---- Information given
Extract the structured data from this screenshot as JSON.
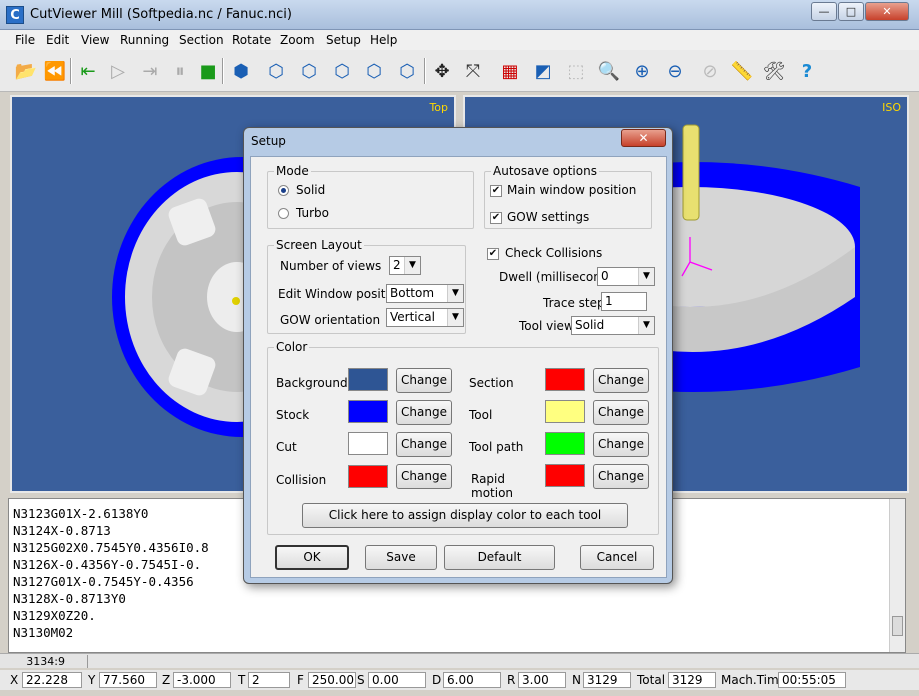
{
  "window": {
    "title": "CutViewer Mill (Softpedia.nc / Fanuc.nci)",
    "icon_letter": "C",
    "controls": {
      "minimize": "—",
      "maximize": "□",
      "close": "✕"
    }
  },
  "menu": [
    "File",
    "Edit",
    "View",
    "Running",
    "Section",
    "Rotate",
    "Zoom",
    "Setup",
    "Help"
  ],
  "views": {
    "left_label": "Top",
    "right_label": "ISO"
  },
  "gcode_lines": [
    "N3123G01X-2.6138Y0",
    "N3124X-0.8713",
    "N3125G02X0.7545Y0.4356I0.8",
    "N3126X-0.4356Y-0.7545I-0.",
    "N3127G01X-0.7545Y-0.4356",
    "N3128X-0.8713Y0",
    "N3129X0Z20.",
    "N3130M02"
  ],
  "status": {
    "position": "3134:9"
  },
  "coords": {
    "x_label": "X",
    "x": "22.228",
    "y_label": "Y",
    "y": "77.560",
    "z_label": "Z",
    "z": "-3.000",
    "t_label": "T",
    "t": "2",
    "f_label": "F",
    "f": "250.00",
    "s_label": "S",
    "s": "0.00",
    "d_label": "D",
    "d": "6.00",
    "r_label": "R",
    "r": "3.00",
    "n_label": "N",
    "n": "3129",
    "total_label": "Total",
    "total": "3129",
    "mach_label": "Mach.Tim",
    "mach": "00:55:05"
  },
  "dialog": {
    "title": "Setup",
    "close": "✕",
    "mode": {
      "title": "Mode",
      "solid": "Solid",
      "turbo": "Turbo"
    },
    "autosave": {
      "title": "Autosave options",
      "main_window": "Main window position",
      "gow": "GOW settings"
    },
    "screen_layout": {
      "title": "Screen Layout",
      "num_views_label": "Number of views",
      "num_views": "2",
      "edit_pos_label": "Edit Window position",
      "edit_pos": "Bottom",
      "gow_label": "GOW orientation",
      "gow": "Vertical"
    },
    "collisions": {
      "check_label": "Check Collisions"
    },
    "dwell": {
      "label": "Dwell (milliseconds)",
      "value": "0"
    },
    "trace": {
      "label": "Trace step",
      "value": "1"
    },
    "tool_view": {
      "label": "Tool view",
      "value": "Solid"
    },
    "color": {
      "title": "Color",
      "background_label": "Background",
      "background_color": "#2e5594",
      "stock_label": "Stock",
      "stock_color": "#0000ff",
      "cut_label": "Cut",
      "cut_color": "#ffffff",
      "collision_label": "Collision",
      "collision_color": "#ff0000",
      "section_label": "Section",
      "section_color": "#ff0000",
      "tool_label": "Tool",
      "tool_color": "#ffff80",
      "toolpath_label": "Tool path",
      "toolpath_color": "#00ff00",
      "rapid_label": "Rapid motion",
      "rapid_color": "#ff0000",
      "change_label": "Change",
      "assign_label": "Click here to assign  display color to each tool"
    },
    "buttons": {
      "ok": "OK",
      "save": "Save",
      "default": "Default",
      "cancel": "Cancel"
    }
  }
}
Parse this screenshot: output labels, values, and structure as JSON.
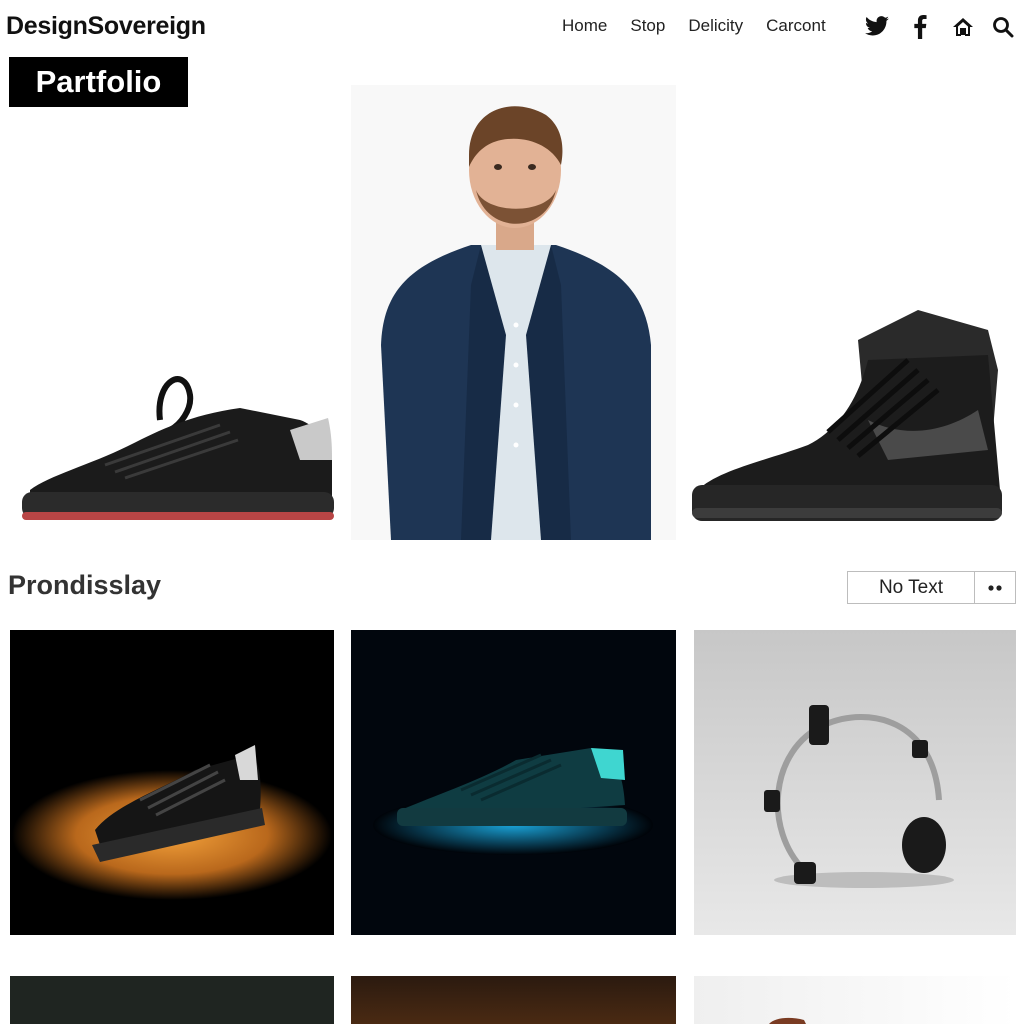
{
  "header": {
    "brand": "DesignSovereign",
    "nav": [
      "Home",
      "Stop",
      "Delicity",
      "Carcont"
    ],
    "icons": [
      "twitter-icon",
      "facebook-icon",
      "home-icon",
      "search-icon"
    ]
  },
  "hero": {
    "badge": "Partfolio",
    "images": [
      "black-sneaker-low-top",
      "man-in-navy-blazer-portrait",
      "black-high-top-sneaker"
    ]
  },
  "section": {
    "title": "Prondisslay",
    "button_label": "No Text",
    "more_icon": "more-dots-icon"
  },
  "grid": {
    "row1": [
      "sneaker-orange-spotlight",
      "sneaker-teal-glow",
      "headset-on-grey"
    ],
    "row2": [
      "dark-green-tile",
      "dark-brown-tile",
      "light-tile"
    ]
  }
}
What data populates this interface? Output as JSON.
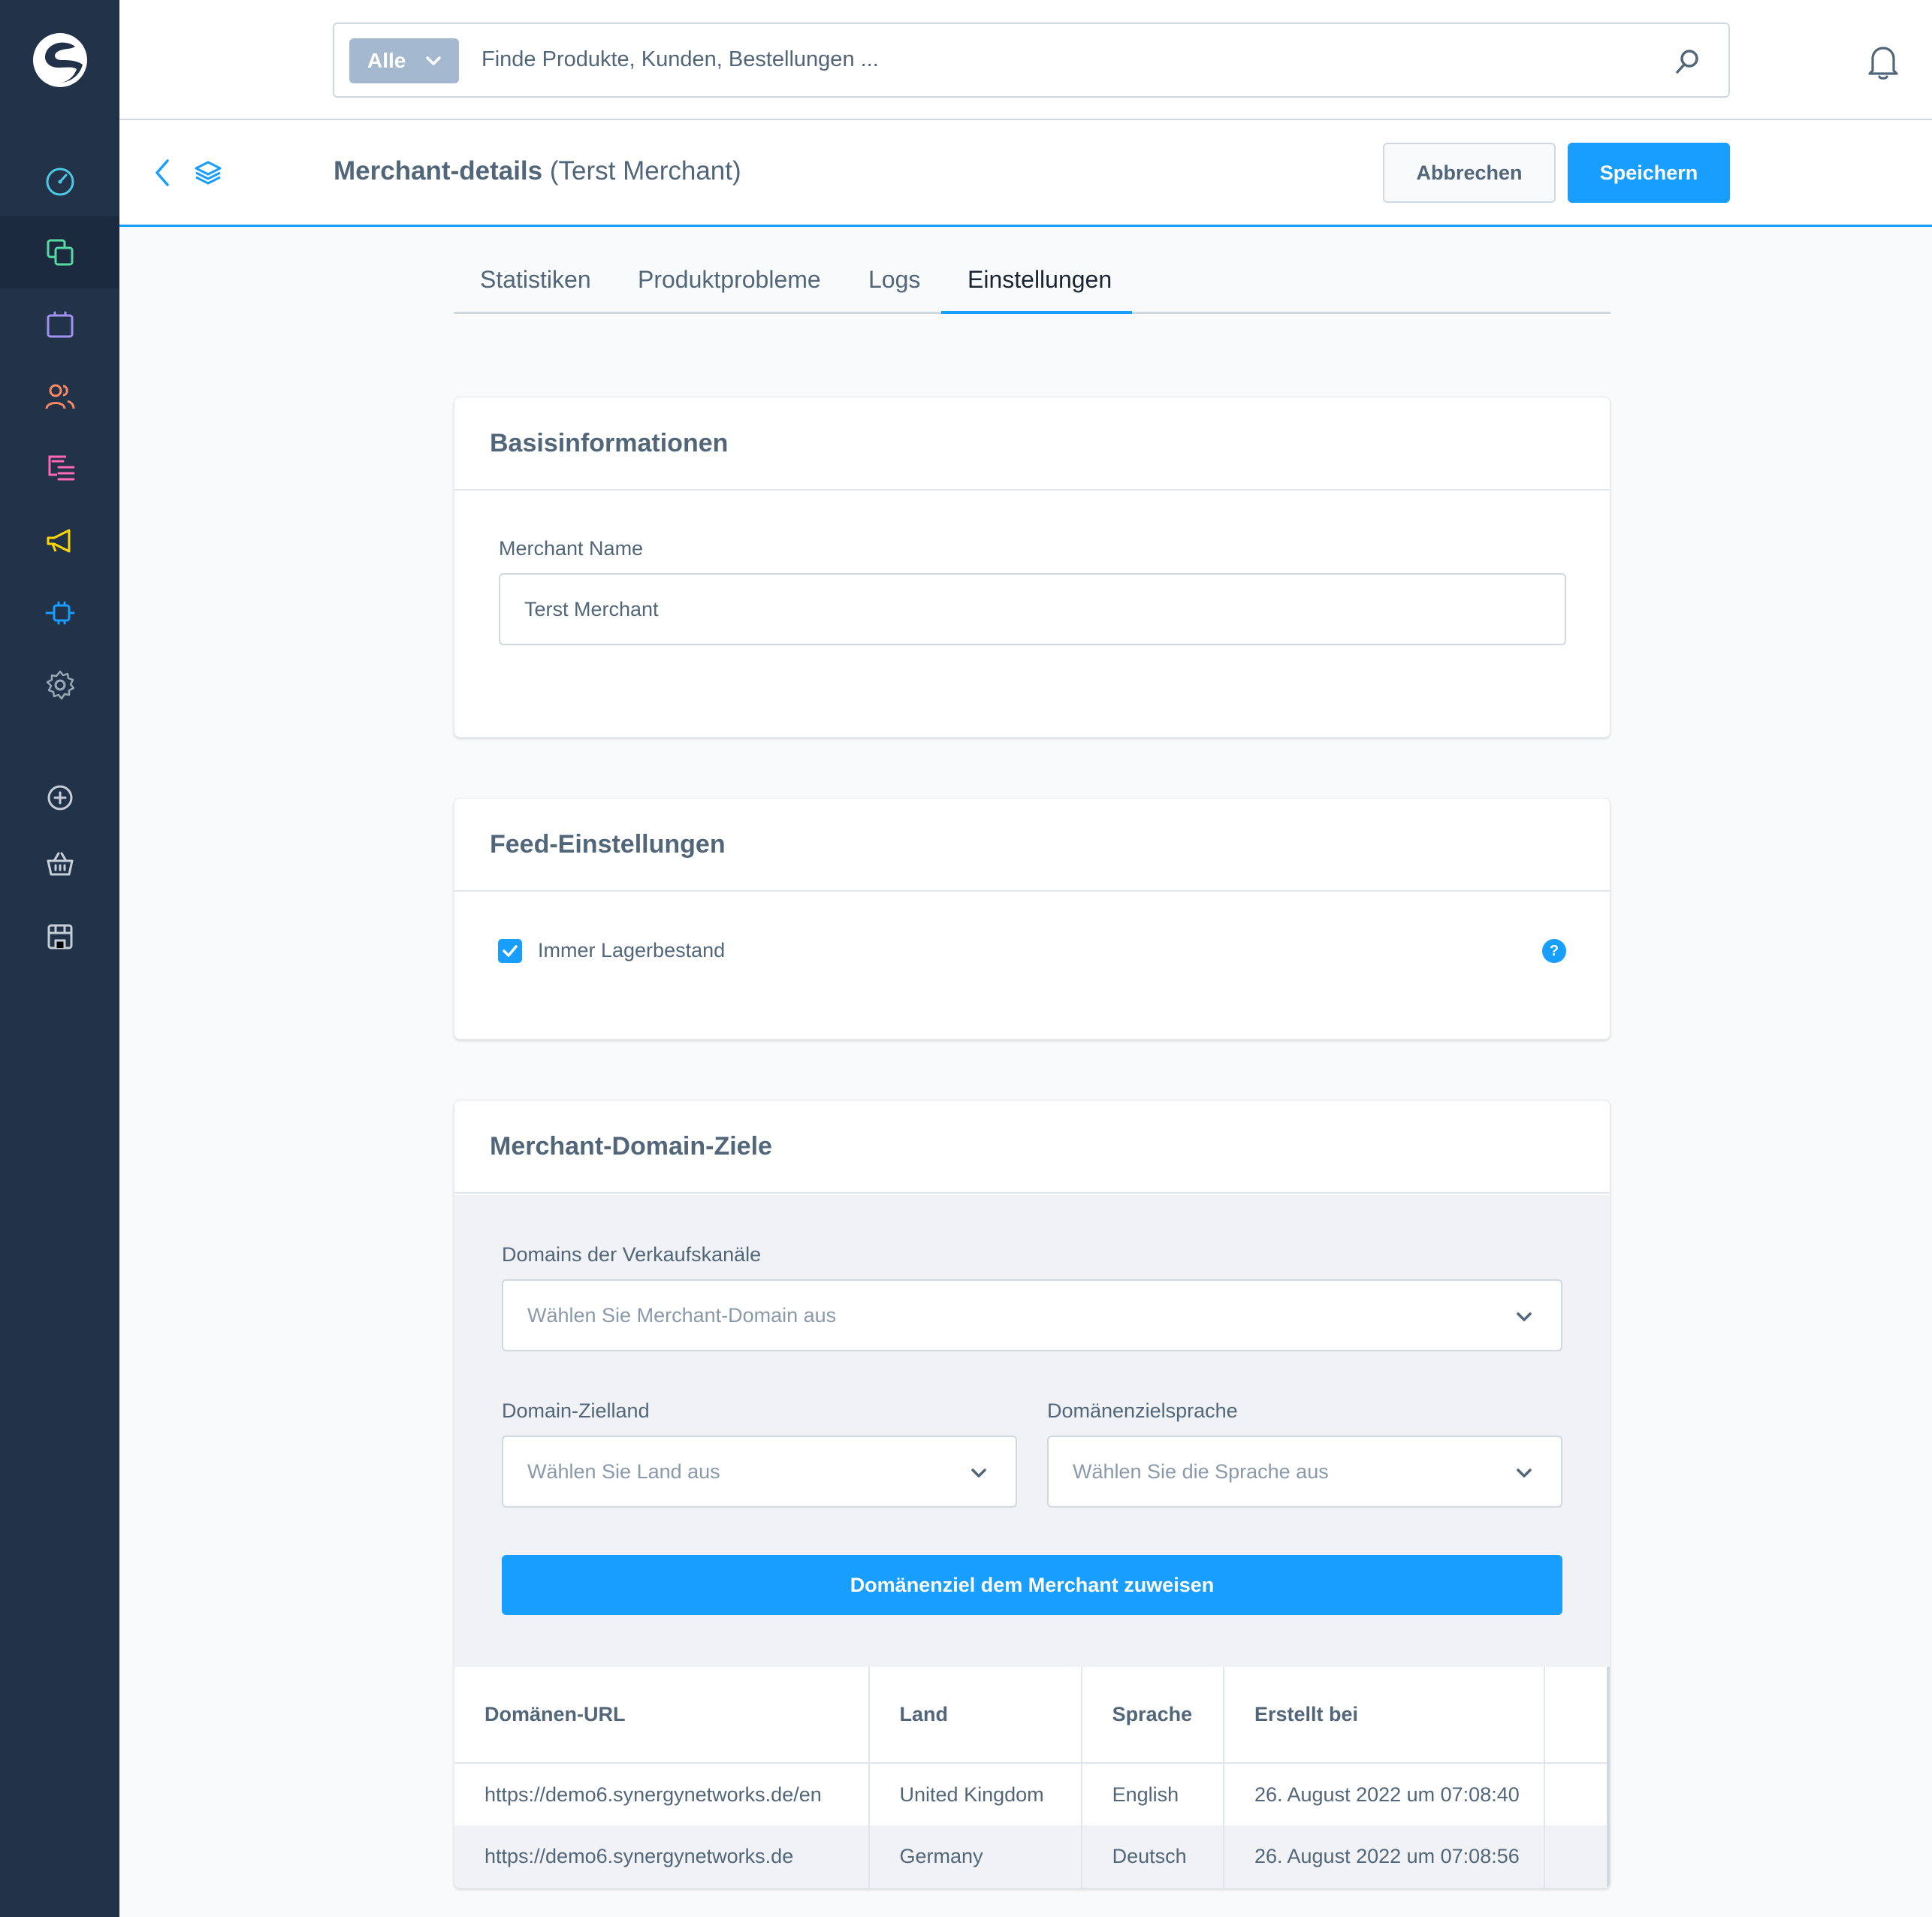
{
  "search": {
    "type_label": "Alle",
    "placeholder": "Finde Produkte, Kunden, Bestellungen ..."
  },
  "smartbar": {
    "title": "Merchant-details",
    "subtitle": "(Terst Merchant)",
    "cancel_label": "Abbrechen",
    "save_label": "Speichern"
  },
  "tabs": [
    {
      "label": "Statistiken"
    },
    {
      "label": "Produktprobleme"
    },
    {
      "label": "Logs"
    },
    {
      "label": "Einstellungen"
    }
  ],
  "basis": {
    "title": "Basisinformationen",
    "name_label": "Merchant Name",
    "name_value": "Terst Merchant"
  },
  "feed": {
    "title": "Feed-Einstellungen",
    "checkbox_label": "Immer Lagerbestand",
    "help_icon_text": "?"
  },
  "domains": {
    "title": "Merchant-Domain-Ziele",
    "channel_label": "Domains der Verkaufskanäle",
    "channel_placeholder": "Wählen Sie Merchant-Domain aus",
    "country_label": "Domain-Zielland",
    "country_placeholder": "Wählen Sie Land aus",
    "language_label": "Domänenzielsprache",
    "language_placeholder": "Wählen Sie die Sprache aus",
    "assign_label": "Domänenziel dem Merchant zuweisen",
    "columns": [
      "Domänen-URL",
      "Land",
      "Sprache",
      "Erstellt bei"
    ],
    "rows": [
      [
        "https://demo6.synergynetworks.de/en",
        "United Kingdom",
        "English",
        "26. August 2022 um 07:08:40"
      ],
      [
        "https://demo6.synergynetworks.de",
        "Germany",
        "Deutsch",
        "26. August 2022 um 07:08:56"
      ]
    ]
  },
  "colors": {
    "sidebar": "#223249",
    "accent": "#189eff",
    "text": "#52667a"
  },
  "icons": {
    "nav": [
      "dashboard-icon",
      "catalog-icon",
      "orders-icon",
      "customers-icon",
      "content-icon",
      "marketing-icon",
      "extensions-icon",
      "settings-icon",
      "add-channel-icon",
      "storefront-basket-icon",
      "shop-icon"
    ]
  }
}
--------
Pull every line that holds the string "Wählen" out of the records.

    "channel_placeholder": "Wählen Sie Merchant-Domain aus",
    "country_placeholder": "Wählen Sie Land aus",
    "language_placeholder": "Wählen Sie die Sprache aus",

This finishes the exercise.